  10. 10. A Big Picture e-infrastructureMore machines Big Data The Future! Big Compute Conventional Social online Computation Networking R&D More people
  11. 11. method data
  12. 12. Some Social Machines Nigel Shadbolt
  13. 13. Notifications of new data and results, automatic re-runs of analysis pipelines New research? Autonomic Curation Self-repair • Automation assists the scientist • Use the computational capability • Scale the capability to the problem, not the problem to the desktopMachines are users too
  14. 14. Massachusetts General Hospital (MGH) will receive $5.4million from the nonprofit Cure Alzheimer’s Fund, in what thefund said was the largest single private scientific grant everinvested in Alzheimer’s whole-genome sequencing focusedon families with the disease.Over the next 12 to 18 months, the Alzheimer’s GenomeProject will obtain complete genomic sequences of more than1,500 patients in families that have Alzheimer’s, and willinclude over 100 brain samples. The genomes of familymembers with Alzheimer’s will be compared to thosemembers who have been spared the disease to identify sitesin the genome that influence risk for Alzheimer’s. Tim Clark

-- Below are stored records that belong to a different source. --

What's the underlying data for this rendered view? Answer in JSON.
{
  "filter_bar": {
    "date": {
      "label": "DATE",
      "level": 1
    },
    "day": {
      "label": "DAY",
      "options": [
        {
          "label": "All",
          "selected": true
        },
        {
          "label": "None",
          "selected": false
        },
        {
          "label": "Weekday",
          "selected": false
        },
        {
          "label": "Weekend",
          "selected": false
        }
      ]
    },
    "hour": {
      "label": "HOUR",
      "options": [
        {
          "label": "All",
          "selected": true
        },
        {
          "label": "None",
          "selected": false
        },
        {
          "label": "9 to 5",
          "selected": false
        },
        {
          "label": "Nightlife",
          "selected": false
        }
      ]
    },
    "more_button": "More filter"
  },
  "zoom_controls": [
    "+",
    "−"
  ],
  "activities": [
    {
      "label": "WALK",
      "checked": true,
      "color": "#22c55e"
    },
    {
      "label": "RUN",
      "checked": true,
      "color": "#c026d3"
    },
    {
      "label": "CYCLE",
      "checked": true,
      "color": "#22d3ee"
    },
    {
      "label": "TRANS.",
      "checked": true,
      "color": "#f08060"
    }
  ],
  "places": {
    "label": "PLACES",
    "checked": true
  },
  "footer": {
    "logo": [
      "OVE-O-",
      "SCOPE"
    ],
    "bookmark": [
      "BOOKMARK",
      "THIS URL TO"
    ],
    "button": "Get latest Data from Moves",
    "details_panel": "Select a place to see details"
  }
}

  15. 15. Significant added value throughappropriate additional data collection
  16. 16. Big Data
  17. 17. Troublesome Threes• 3 Ingredients – Data; Models; Expertise Challenge conventional assumptions• 3 Myths – Big data warehouses are the solution – Science provides the models to utilise the data – Clinicians will continue to be the main source of data• 3 Pipelines – R&D; Quality Improvement; Payor & Public Health Iain Buchan
  18. 18. Big Data in Context orDatasets(+ models) Data Models Expertise(searched by experts) “sense-making network” Iain Buchan
  19. 19. Closing thoughts1. Big Data is not just a quantitative change, it’s a methodological change – using digital methods • Use what we already have (in silos)2. Tremendous opportunity to collect additional data with significant impact on dementia research • Surveys and social machines • Data from instrumenting care process today3. Think sociotechnical – community matters • Method sharing, and usage adds value • Machines are users too – assistance vs automation
  20. 20. slide credits: Nigel Shadbolt, Tim Clark, Iain Buchan